COREY ARNOLD grew up surrounded by animals. "At one point, when I was about 11, we had two dogs, eight rabbits, a hamster, a snake, and like four cats," he says.
"My cats took turns sleeping on my face at night while I dreamt of swimming with pet dolphins and hunting exotic fish in distant seas," reads the artist statement for his show Wildlife, on display through November 29 at Charles A. Hartman Fine Art.
Arnold's previous shows have focused on the world of commercial fishing: When not in Portland, Arnold spends part of the year working as a commercial fisherman in Alaska, and was even among the crews featured on the Discovery Channel's Deadliest Catch. However, his current exhibition has a broader scope, continuing his lifelong fascination with the human-animal connection.
The photos, most shot this year and last year, stand alone in craft as masterful studies in color and light. The photograph "Adak Foam" has the drama, depth, and glow of a Venetian oil painting. The images are large: about four by three feet. They're classic documentary photographs—Arnold's done editorial assignments for the likes of Sunset and National Geographic—but with humor and an edge. In most of them, Arnold's focus is at dead center, which has an unnerving and confrontational effect.

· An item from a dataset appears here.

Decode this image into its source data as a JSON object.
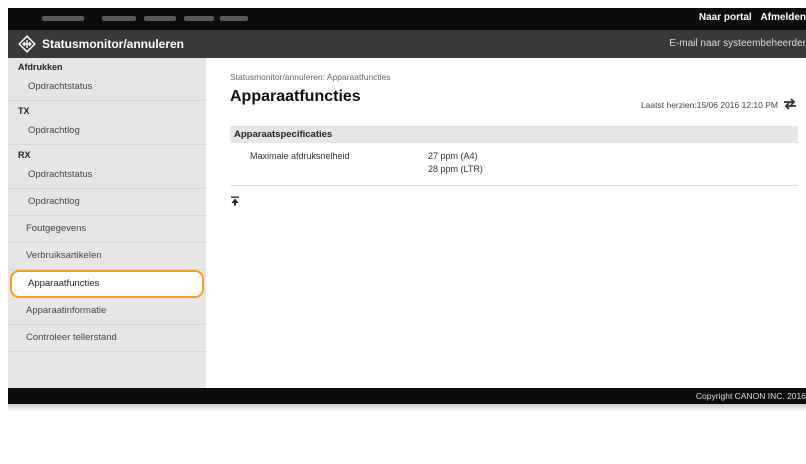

In a conversation over breakfast, Arnold explained some of the stories behind the images in Wildlife. "Fight or Flight" features a mangy bald eagle, captured in the middle of blinking, its mouth gaping mid-scream. The photo was taken in Dutch Harbor, Alaska, says Arnold, and the shot required him to lie on his belly just a few feet from the subject, his hood covering his head to protect him from swarming eagles. "I'm fascinated by the fact that [the bald eagle is] America's national symbol, and it's living off of humans' garbage," Arnold said. "Their heads are always dirty because they're always digging in the garbage and there are always oily rags. It's a fishing industry town, so there's oil everywhere."
Of another photo "Bird Watching," he says: "I was doing a shoot for Outside magazine, a story about Bikini Atoll in Micronesia. [The bird] was protecting its nest. I was hiding under a tree because it was swooping on me so hard. It was trying to peck my eyes out. Hovering there, staring at me—this angelic thing that was trying to kill me."

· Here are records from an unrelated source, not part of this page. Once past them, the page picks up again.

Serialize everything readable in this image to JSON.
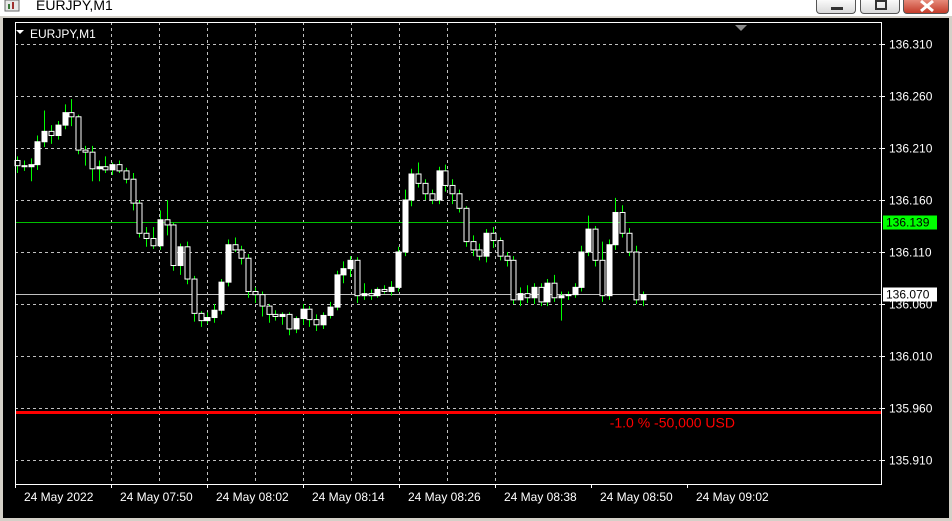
{
  "window": {
    "title": "EURJPY,M1"
  },
  "chart_label": "EURJPY,M1",
  "colors": {
    "background": "#000000",
    "grid": "#c0c0c0",
    "candle_up": "#ffffff",
    "candle_down": "#ffffff",
    "wick": "#00ff00",
    "bid_line": "#00c000",
    "bid_badge": "#00ff00",
    "ask_badge": "#ffffff",
    "sl_line": "#ff0000"
  },
  "chart_data": {
    "type": "candlestick",
    "symbol": "EURJPY",
    "timeframe": "M1",
    "y_ticks": [
      "136.310",
      "136.260",
      "136.210",
      "136.160",
      "136.110",
      "136.060",
      "136.010",
      "135.960",
      "135.910"
    ],
    "ylim": [
      135.895,
      136.325
    ],
    "x_ticks": [
      "24 May 2022",
      "24 May 07:50",
      "24 May 08:02",
      "24 May 08:14",
      "24 May 08:26",
      "24 May 08:38",
      "24 May 08:50",
      "24 May 09:02"
    ],
    "levels": [
      {
        "price": 136.139,
        "label": "136.139",
        "kind": "bid"
      },
      {
        "price": 136.07,
        "label": "136.070",
        "kind": "ask"
      },
      {
        "price": 135.956,
        "label": "-1.0 % -50,000 USD",
        "kind": "stop"
      }
    ],
    "candles": [
      [
        136.198,
        136.202,
        136.186,
        136.193
      ],
      [
        136.193,
        136.198,
        136.188,
        136.192
      ],
      [
        136.192,
        136.2,
        136.178,
        136.194
      ],
      [
        136.194,
        136.222,
        136.189,
        136.216
      ],
      [
        136.216,
        136.246,
        136.211,
        136.226
      ],
      [
        136.226,
        136.232,
        136.214,
        136.222
      ],
      [
        136.222,
        136.236,
        136.218,
        136.232
      ],
      [
        136.232,
        136.252,
        136.228,
        136.244
      ],
      [
        136.244,
        136.257,
        136.231,
        136.24
      ],
      [
        136.24,
        136.242,
        136.204,
        136.208
      ],
      [
        136.208,
        136.212,
        136.193,
        136.206
      ],
      [
        136.206,
        136.212,
        136.178,
        136.19
      ],
      [
        136.19,
        136.198,
        136.178,
        136.192
      ],
      [
        136.192,
        136.202,
        136.186,
        136.189
      ],
      [
        136.189,
        136.196,
        136.184,
        136.194
      ],
      [
        136.194,
        136.198,
        136.186,
        136.188
      ],
      [
        136.188,
        136.191,
        136.176,
        136.18
      ],
      [
        136.18,
        136.186,
        136.15,
        136.157
      ],
      [
        136.157,
        136.16,
        136.124,
        136.128
      ],
      [
        136.128,
        136.134,
        136.115,
        136.123
      ],
      [
        136.123,
        136.134,
        136.113,
        136.116
      ],
      [
        136.116,
        136.15,
        136.112,
        136.141
      ],
      [
        136.141,
        136.16,
        136.126,
        136.136
      ],
      [
        136.136,
        136.138,
        136.092,
        136.097
      ],
      [
        136.097,
        136.118,
        136.088,
        136.115
      ],
      [
        136.115,
        136.12,
        136.079,
        136.084
      ],
      [
        136.084,
        136.087,
        136.043,
        136.051
      ],
      [
        136.051,
        136.053,
        136.038,
        136.044
      ],
      [
        136.044,
        136.052,
        136.041,
        136.047
      ],
      [
        136.047,
        136.06,
        136.042,
        136.054
      ],
      [
        136.054,
        136.084,
        136.05,
        136.081
      ],
      [
        136.081,
        136.122,
        136.077,
        136.117
      ],
      [
        136.117,
        136.124,
        136.11,
        136.112
      ],
      [
        136.112,
        136.116,
        136.098,
        136.104
      ],
      [
        136.104,
        136.108,
        136.066,
        136.072
      ],
      [
        136.072,
        136.076,
        136.061,
        136.069
      ],
      [
        136.069,
        136.072,
        136.048,
        136.058
      ],
      [
        136.058,
        136.06,
        136.042,
        136.05
      ],
      [
        136.05,
        136.054,
        136.044,
        136.048
      ],
      [
        136.048,
        136.052,
        136.04,
        136.05
      ],
      [
        136.05,
        136.052,
        136.03,
        136.036
      ],
      [
        136.036,
        136.048,
        136.032,
        136.046
      ],
      [
        136.046,
        136.06,
        136.04,
        136.055
      ],
      [
        136.055,
        136.058,
        136.038,
        136.045
      ],
      [
        136.045,
        136.05,
        136.034,
        136.04
      ],
      [
        136.04,
        136.052,
        136.036,
        136.049
      ],
      [
        136.049,
        136.062,
        136.046,
        136.057
      ],
      [
        136.057,
        136.092,
        136.054,
        136.088
      ],
      [
        136.088,
        136.101,
        136.08,
        136.094
      ],
      [
        136.094,
        136.106,
        136.086,
        136.102
      ],
      [
        136.102,
        136.105,
        136.061,
        136.068
      ],
      [
        136.068,
        136.08,
        136.064,
        136.07
      ],
      [
        136.07,
        136.074,
        136.064,
        136.068
      ],
      [
        136.068,
        136.076,
        136.066,
        136.074
      ],
      [
        136.074,
        136.078,
        136.07,
        136.072
      ],
      [
        136.072,
        136.082,
        136.068,
        136.076
      ],
      [
        136.076,
        136.115,
        136.072,
        136.11
      ],
      [
        136.11,
        136.17,
        136.106,
        136.16
      ],
      [
        136.16,
        136.19,
        136.154,
        136.185
      ],
      [
        136.185,
        136.196,
        136.172,
        136.176
      ],
      [
        136.176,
        136.18,
        136.16,
        136.166
      ],
      [
        136.166,
        136.17,
        136.156,
        136.16
      ],
      [
        136.16,
        136.192,
        136.156,
        136.188
      ],
      [
        136.188,
        136.194,
        136.168,
        136.174
      ],
      [
        136.174,
        136.18,
        136.156,
        136.166
      ],
      [
        136.166,
        136.17,
        136.148,
        136.152
      ],
      [
        136.152,
        136.154,
        136.115,
        136.12
      ],
      [
        136.12,
        136.126,
        136.106,
        136.112
      ],
      [
        136.112,
        136.118,
        136.102,
        136.106
      ],
      [
        136.106,
        136.132,
        136.1,
        136.128
      ],
      [
        136.128,
        136.134,
        136.114,
        136.121
      ],
      [
        136.121,
        136.124,
        136.102,
        136.106
      ],
      [
        136.106,
        136.11,
        136.096,
        136.102
      ],
      [
        136.102,
        136.106,
        136.06,
        136.064
      ],
      [
        136.064,
        136.076,
        136.058,
        136.07
      ],
      [
        136.07,
        136.078,
        136.061,
        136.066
      ],
      [
        136.066,
        136.08,
        136.06,
        136.076
      ],
      [
        136.076,
        136.08,
        136.058,
        136.062
      ],
      [
        136.062,
        136.084,
        136.058,
        136.08
      ],
      [
        136.08,
        136.088,
        136.062,
        136.066
      ],
      [
        136.066,
        136.072,
        136.044,
        136.068
      ],
      [
        136.068,
        136.072,
        136.064,
        136.069
      ],
      [
        136.069,
        136.08,
        136.066,
        136.076
      ],
      [
        136.076,
        136.116,
        136.072,
        136.11
      ],
      [
        136.11,
        136.145,
        136.106,
        136.132
      ],
      [
        136.132,
        136.135,
        136.096,
        136.102
      ],
      [
        136.102,
        136.12,
        136.062,
        136.068
      ],
      [
        136.068,
        136.122,
        136.064,
        136.117
      ],
      [
        136.117,
        136.162,
        136.112,
        136.148
      ],
      [
        136.148,
        136.155,
        136.124,
        136.128
      ],
      [
        136.128,
        136.133,
        136.106,
        136.11
      ],
      [
        136.11,
        136.116,
        136.06,
        136.064
      ],
      [
        136.064,
        136.072,
        136.058,
        136.069
      ]
    ]
  }
}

Stories aside, Wildlife is a show that lets you draw your own conclusions. With open-ended titles and stunning photos, it inspires more questions than answers about our relationship to the creatures around us.